Hong Kong-Style Sweet-and-Sour Pork
On some level, Americans should almost gravitate to Hong Kong's version of sweet-and-sour pork: It's made with spare ribs, after all. Given the higher fat content of these rib cuts, they are given a lighter breading over there, but the dish has been modified for Americans — for visual impact. Shangri-La restaurateur Raymond Wong tells us that "instead of using that really thinly breaded pork rib, they cut pieces of pork and use a thicker breading so it looks bigger on the table!" He chuckles and adds, "You can charge a little for a big plate." Want to get past the kitchen tricks and try the real thing? East Lake Chinese Restaurant in Troy offers sweet and sour spare ribs for $8.95. Want to try something even silkier? Try the twice-cooked pork fat ($12.95) at Taste of China in Farmington Hills. An MT reviewer raved about the "wide strips of pork belly with red and green peppers in a sauce of gold, dotted with fermented black beans."
Whole Steamed Fish
At the risk of overgeneralizing, Americans don't like their fish to look like fish. To make it to the American table, they have to be cut into fillets, sometimes skinless, and are often given treatments can overwhelm the delicate flavors, from the heavy breading on a food service fillet to the almond-crusted creations turned out by fine-dining kitchens. Nothing could be more different than Chinese-style steamed-fish cookery. First off, it is the complete fish, from head to fin. Instead of the crispy skin, the flesh pulls away loosely. There are bones to contend with. So why should the American diner push on ahead anyway? Because a small, fresh fish decked out with aromatic herbs and vegetables and given a gentle steaming concentrates flavor in a way other methods can't. Plus, some of the best tidbits on a fish are on the head, including the cheek and the collar. When it's in season, try the steamed silver bass at Shangri-La in the Bloomies. How fresh is it? You get to pick your own fish while it's still alive and swimming in a tank.
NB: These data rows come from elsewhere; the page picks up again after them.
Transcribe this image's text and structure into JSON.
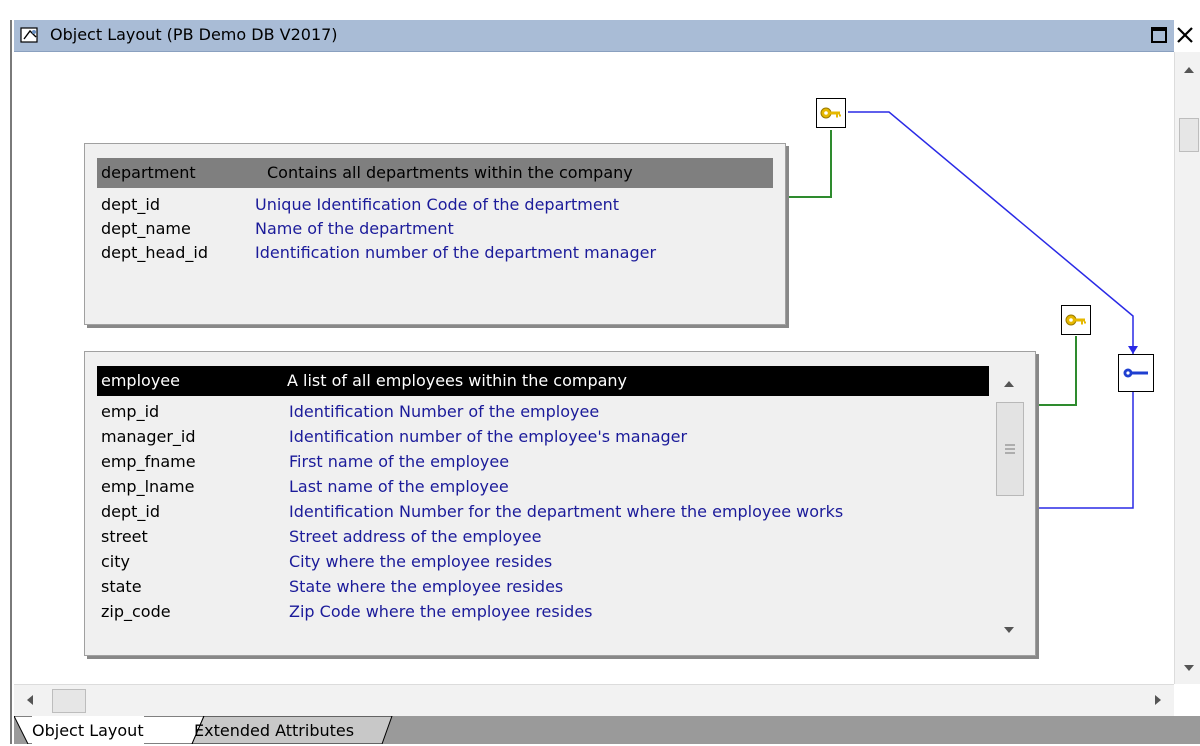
{
  "window": {
    "title": "Object Layout (PB Demo DB V2017)",
    "maximize_glyph": "□",
    "close_glyph": "✕"
  },
  "tables": {
    "department": {
      "name": "department",
      "comment": "Contains all departments within the company",
      "columns": [
        {
          "name": "dept_id",
          "desc": "Unique Identification Code of the department"
        },
        {
          "name": "dept_name",
          "desc": "Name of the department"
        },
        {
          "name": "dept_head_id",
          "desc": "Identification number of the department manager"
        }
      ]
    },
    "employee": {
      "name": "employee",
      "comment": "A list of all employees within the company",
      "columns": [
        {
          "name": "emp_id",
          "desc": "Identification Number of the employee"
        },
        {
          "name": "manager_id",
          "desc": "Identification number of the employee's manager"
        },
        {
          "name": "emp_fname",
          "desc": "First name of the employee"
        },
        {
          "name": "emp_lname",
          "desc": "Last name of the employee"
        },
        {
          "name": "dept_id",
          "desc": "Identification Number for the department where the employee works"
        },
        {
          "name": "street",
          "desc": "Street address of the employee"
        },
        {
          "name": "city",
          "desc": "City where the employee resides"
        },
        {
          "name": "state",
          "desc": "State where the employee resides"
        },
        {
          "name": "zip_code",
          "desc": "Zip Code where the employee resides"
        }
      ]
    }
  },
  "tabs": [
    {
      "label": "Object Layout",
      "active": true
    },
    {
      "label": "Extended Attributes",
      "active": false
    }
  ],
  "colors": {
    "titlebar": "#a9bcd6",
    "description_text": "#1b1b9a",
    "primary_key_link": "#2e8b2e",
    "foreign_key_link": "#2a2ae6",
    "key_icon": "#e6b800",
    "department_header_bg": "#7f7f7f",
    "employee_header_bg": "#000000"
  },
  "icons": {
    "department_key": "primary-key-icon",
    "employee_key": "primary-key-icon",
    "fk_key": "foreign-key-icon"
  }
}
As with fish, Americans are a little jumpy if a squid dish looks anything like the animal it used to be. If Americans eat calamari, many want rounds, not tentacles, and even then breaded beyond all recognition, a la "clam strips." The other problem many Americans have with squid is an aversion to the rubbery quality squid dishes can have. But squid doesn't have to squeak like eggplant, and it's a wonderful platform for taking on flavors. In China, they'll often take small squids and run them through something like a laundry mangle, flattening them out into sheets of protein that hardly suggest a cephalopod. It may be cut to order, and end up on your plate as a crispy, spicy, chewy, and salty creation that leaves you wanting more. For $8.95, you can try the deep-fried squid with spicy salt at Shangri-La Detroit.
Yes, Americans generally shy away from eating so low on an animal as to eat the feet. It calls to mind that line about "birdies' feet" in the children's song "Great Big Gobs." But these feet are neither dirty nor disgusting. Any blemishes have been removed, the claws have been cut off. By the time they arrive at a table, they've often been rubbed in salt, deep-fried, brined, and simmered. Other preparations involve curing the delicacies in vinegar until they're almost white, or braising them until they're almost like barbecue. If it helps you make the mental leap, the glycine in the gelatin is also a legitimate anti-inflammatory.